Task to carry out
I need the records below restated word for word, without their pictures.

== Records for this exercise

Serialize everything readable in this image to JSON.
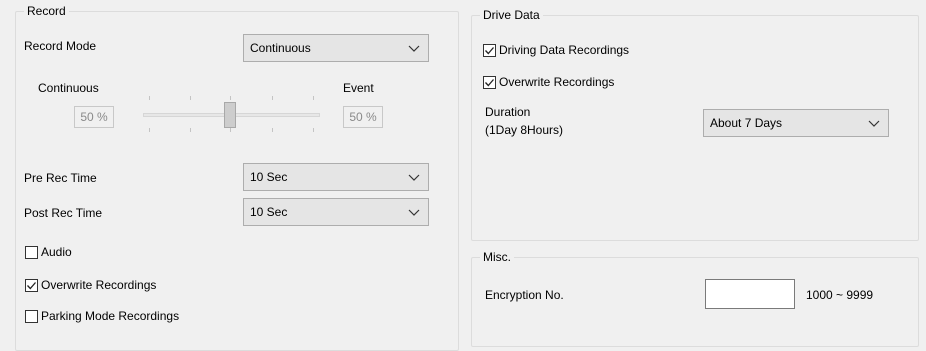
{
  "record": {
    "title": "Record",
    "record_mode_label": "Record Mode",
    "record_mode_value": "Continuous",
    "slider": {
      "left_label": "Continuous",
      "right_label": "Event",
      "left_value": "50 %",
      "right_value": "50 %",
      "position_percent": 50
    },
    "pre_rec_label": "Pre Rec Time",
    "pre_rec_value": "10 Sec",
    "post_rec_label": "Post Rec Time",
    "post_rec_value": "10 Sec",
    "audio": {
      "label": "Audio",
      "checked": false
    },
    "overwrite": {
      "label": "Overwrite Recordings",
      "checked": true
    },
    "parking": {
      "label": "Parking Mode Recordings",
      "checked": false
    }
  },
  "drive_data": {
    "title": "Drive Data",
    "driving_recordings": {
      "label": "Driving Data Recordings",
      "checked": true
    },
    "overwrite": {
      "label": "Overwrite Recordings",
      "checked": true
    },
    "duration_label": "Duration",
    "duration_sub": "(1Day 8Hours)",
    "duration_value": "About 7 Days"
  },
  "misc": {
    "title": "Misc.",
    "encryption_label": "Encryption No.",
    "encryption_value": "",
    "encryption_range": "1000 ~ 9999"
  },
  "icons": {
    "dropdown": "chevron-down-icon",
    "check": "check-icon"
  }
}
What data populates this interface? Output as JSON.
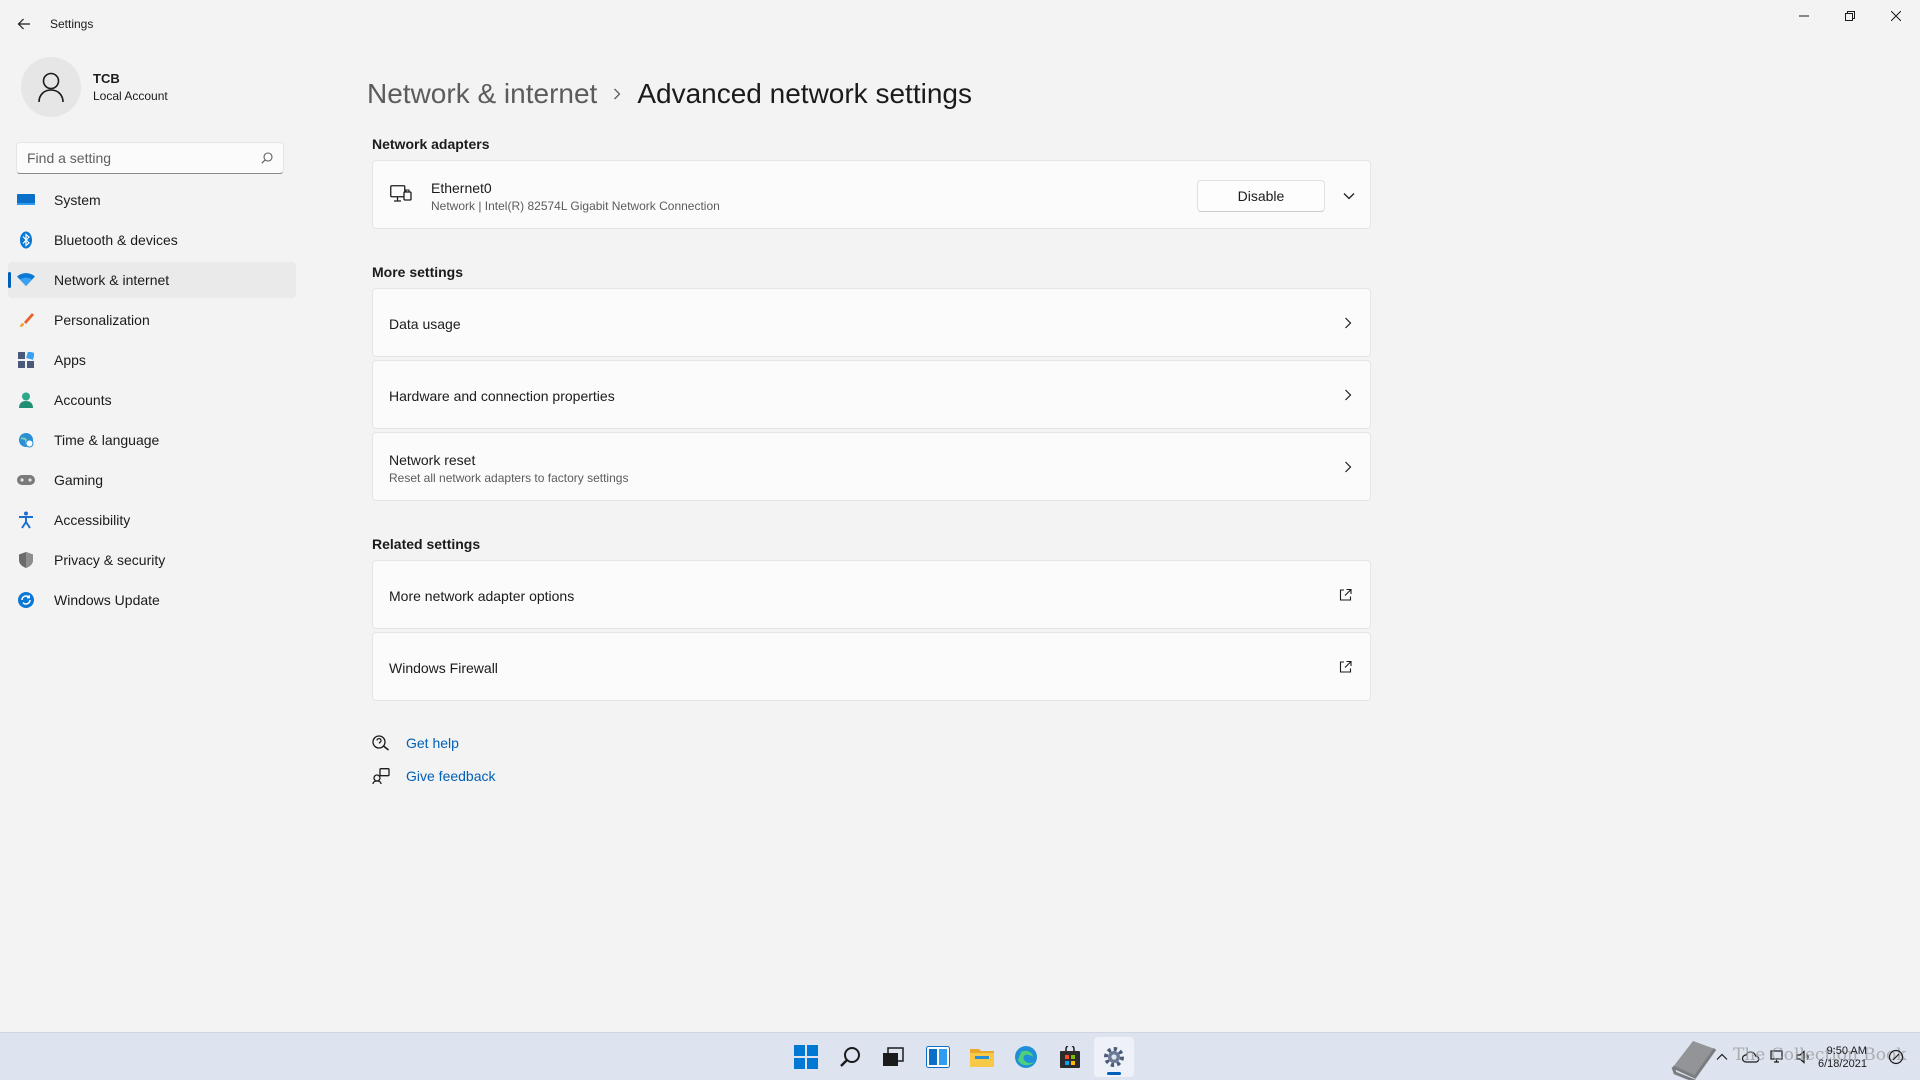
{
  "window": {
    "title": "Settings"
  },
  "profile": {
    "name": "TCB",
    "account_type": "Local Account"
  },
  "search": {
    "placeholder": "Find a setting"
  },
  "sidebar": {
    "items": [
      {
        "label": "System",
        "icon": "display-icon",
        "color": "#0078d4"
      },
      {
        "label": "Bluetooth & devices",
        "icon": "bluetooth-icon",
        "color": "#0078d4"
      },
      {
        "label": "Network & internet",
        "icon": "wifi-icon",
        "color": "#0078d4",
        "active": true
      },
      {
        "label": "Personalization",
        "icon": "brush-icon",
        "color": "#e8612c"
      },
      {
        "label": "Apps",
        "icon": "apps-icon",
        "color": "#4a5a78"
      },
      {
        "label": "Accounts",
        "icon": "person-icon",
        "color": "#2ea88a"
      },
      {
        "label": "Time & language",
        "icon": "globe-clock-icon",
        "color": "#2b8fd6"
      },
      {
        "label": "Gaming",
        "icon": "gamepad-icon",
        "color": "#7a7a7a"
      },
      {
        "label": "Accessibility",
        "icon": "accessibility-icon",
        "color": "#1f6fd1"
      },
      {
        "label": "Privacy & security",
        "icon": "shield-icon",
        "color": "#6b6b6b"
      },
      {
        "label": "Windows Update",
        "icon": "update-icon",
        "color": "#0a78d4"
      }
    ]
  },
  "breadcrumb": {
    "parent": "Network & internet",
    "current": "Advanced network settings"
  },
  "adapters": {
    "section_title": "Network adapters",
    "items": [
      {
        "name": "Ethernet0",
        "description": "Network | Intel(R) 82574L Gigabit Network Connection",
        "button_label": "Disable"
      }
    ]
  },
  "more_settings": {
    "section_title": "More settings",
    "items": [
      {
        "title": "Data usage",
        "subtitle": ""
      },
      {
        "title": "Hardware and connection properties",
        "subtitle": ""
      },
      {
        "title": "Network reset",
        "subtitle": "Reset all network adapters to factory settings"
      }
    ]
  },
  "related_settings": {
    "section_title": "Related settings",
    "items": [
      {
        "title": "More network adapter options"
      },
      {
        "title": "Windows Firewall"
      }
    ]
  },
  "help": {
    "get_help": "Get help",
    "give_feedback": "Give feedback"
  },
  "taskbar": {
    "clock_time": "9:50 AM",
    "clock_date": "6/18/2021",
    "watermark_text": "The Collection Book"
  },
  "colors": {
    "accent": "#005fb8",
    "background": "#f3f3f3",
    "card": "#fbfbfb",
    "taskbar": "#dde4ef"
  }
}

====

Solution for this task
Serialize everything readable in this image to JSON.
{
  "record": {
    "title": "Record",
    "record_mode_label": "Record Mode",
    "record_mode_value": "Continuous",
    "slider": {
      "left_label": "Continuous",
      "right_label": "Event",
      "left_value": "50 %",
      "right_value": "50 %",
      "position_percent": 50
    },
    "pre_rec_label": "Pre Rec Time",
    "pre_rec_value": "10 Sec",
    "post_rec_label": "Post Rec Time",
    "post_rec_value": "10 Sec",
    "audio": {
      "label": "Audio",
      "checked": false
    },
    "overwrite": {
      "label": "Overwrite Recordings",
      "checked": true
    },
    "parking": {
      "label": "Parking Mode Recordings",
      "checked": false
    }
  },
  "drive_data": {
    "title": "Drive Data",
    "driving_recordings": {
      "label": "Driving Data Recordings",
      "checked": true
    },
    "overwrite": {
      "label": "Overwrite Recordings",
      "checked": true
    },
    "duration_label": "Duration",
    "duration_sub": "(1Day 8Hours)",
    "duration_value": "About 7 Days"
  },
  "misc": {
    "title": "Misc.",
    "encryption_label": "Encryption No.",
    "encryption_value": "",
    "encryption_range": "1000 ~ 9999"
  },
  "icons": {
    "dropdown": "chevron-down-icon",
    "check": "check-icon"
  }
}
What data populates this interface? Output as JSON.
{
  "window": {
    "title": "Settings"
  },
  "profile": {
    "name": "TCB",
    "account_type": "Local Account"
  },
  "search": {
    "placeholder": "Find a setting"
  },
  "sidebar": {
    "items": [
      {
        "label": "System",
        "icon": "display-icon",
        "color": "#0078d4"
      },
      {
        "label": "Bluetooth & devices",
        "icon": "bluetooth-icon",
        "color": "#0078d4"
      },
      {
        "label": "Network & internet",
        "icon": "wifi-icon",
        "color": "#0078d4",
        "active": true
      },
      {
        "label": "Personalization",
        "icon": "brush-icon",
        "color": "#e8612c"
      },
      {
        "label": "Apps",
        "icon": "apps-icon",
        "color": "#4a5a78"
      },
      {
        "label": "Accounts",
        "icon": "person-icon",
        "color": "#2ea88a"
      },
      {
        "label": "Time & language",
        "icon": "globe-clock-icon",
        "color": "#2b8fd6"
      },
      {
        "label": "Gaming",
        "icon": "gamepad-icon",
        "color": "#7a7a7a"
      },
      {
        "label": "Accessibility",
        "icon": "accessibility-icon",
        "color": "#1f6fd1"
      },
      {
        "label": "Privacy & security",
        "icon": "shield-icon",
        "color": "#6b6b6b"
      },
      {
        "label": "Windows Update",
        "icon": "update-icon",
        "color": "#0a78d4"
      }
    ]
  },
  "breadcrumb": {
    "parent": "Network & internet",
    "current": "Advanced network settings"
  },
  "adapters": {
    "section_title": "Network adapters",
    "items": [
      {
        "name": "Ethernet0",
        "description": "Network | Intel(R) 82574L Gigabit Network Connection",
        "button_label": "Disable"
      }
    ]
  },
  "more_settings": {
    "section_title": "More settings",
    "items": [
      {
        "title": "Data usage",
        "subtitle": ""
      },
      {
        "title": "Hardware and connection properties",
        "subtitle": ""
      },
      {
        "title": "Network reset",
        "subtitle": "Reset all network adapters to factory settings"
      }
    ]
  },
  "related_settings": {
    "section_title": "Related settings",
    "items": [
      {
        "title": "More network adapter options"
      },
      {
        "title": "Windows Firewall"
      }
    ]
  },
  "help": {
    "get_help": "Get help",
    "give_feedback": "Give feedback"
  },
  "taskbar": {
    "clock_time": "9:50 AM",
    "clock_date": "6/18/2021",
    "watermark_text": "The Collection Book"
  },
  "colors": {
    "accent": "#005fb8",
    "background": "#f3f3f3",
    "card": "#fbfbfb",
    "taskbar": "#dde4ef"
  }
}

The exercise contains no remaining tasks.